Thursday, August 19, 2004

Ode To His Own Boss

Dear Editor;

Today (Feb. 23), the Post Star ran a piece on its publisher, James Marshall. In it, Ken Tingley notes his boss’ rise to power by revealing that Marshall was the son of a guy who owned a paper. In all fairness, his other qualifications include stuffing newspaper inserts, selling advertising and writing obituaries. When Marshall took over, the Post Star crushed its union to increase profits. Tingley refers to this time as “uncomfortable” and relates how the newspaper was dealing with a “legion of labor issues”. Wow, that’s really vital news that is in no way shameless revisionist self-promotion! Thanks so much! Just what I’ve come to expect from the Post Star.

Back in reality, the centrist, corporate-sponsored democrats have all but selected their candidate, a white, male, ruling class, Ivy-league, frat boy (John Kerry). They want us to jump on board to defeat George W. Bush, the Republicans’ white, male, ruling class, Ivy-League, frat boy.

You would think the American public and the Post Star’s readership might be interested to know if they had any real choices in 2004 (instead of the usual “lesser of two evils” choice). You would think they might be interested in a candidate who wants to repeal NAFTA, shut down corporate loopholes, go after polluters, establish clean elections, get us all health care, repeal the Patriot Act, encourage job growth, fully fund education and end oil supremacy and the nuclear race, wouldn’t you?

Ralph Nader announced on Sunday that he will be making an independent run for president.
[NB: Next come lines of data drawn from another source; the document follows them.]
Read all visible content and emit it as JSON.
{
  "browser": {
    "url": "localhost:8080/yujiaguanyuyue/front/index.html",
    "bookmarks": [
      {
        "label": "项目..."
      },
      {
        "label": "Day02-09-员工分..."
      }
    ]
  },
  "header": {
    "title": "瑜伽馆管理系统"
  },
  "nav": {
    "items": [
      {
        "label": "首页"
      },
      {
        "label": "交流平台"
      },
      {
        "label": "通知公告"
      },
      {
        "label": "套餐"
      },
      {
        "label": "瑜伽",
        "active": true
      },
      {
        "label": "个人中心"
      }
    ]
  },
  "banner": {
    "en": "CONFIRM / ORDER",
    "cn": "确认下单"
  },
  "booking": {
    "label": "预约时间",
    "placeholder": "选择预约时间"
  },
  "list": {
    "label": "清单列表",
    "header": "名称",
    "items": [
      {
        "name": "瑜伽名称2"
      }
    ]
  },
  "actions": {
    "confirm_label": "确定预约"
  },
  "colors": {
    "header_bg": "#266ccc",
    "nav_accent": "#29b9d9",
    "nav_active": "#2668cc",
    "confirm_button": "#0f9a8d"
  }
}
His candidacy offers Americans a real choice. He is brilliant and straightforward and recognizes that the two major parties are self-serving and virtually identical. His announcement ensures that one candidate representing our best interests will be at the debates.

Is this newsworthy, an actual human being running for president? The Post Star gave “Ode to My Own Boss” 24 column inches and a full color picture on the front page of the local section. Ralph Nader’s announcement was less than three column inches in the Morning Briefing on Page A2. That’s setting your priorities straight, corporate media! If it was your job to make bad editorial decisions and ignore or bury any real news and show preference for fluffy little stories that are completely irrelevant to the bulk of your readership, I’d certainly have to give you 10 out of 10! Great work!

Matt Funiciello

Thursday, August 05, 2004

A Mercenary's Corpse is Worth a Thousand Words

Dear Editor,

A picture says a lot, especially when it is a picture of the charred, hanging body of an American mercenary. Almost 600 American soldiers and somewhere around 10,000 Iraqi civilians are dead (countless thousands of Iraqi military conscripts were also slaughtered but our government will never tell us how many). The Post Star hasn’t printed a single picture of a dead body in relation to this war in an entire year. Not one! You have been “sheltering” us from the awful truth. Why this sudden change of policy?

We are all adversely affected when we see a picture like this. Most of us care about living things and this evidence of what we are capable of doing in our darkest moments is truly awful. What humans have done throughout history in the name of freedom, defense, tyranny, religion, honor (or oil, as in this case) is truly awful. But, it’s not the picture that gives me pause. It’s the letters people wrote complaining that it was inappropriate, disturbing and tasteless. Nonsense. War photos should be on the front page of the paper every single day.

If unthinking people wish to cheer on wars of empire and glorify the murder of innocents and mercenaries alike, they should, at the very least, be forced to see the end result of their ignorance on a daily basis. Unlike the soldiers and civilians they have plunged into Hell with their complicity and cheerleading, the American newspaper reader can simply turn the page. Trying to bully your local paper into self-censorship is a supreme act of cowardice and is patently un-American.

Showing atrocities to those who would glorify them is a great way to end wars (as with Vietnam). In war, children get killed, atrocities are committed and life is arbitrarily ended, every single day. If you can’t accept seeing this in the paper, how can you accept the act of war itself? Many readers have chosen to “kill the messenger". Perhaps, it would be more productive to re-think their own complacency and ignorance and what it has wrought?

War happens because, we, the people, allow it. We are responsible for the man hanging from the bridge. We caused him to be there. Look at the picture. Own up to it. It is the truth and we should not be frightened by it, but learn from it.

Matt Funiciello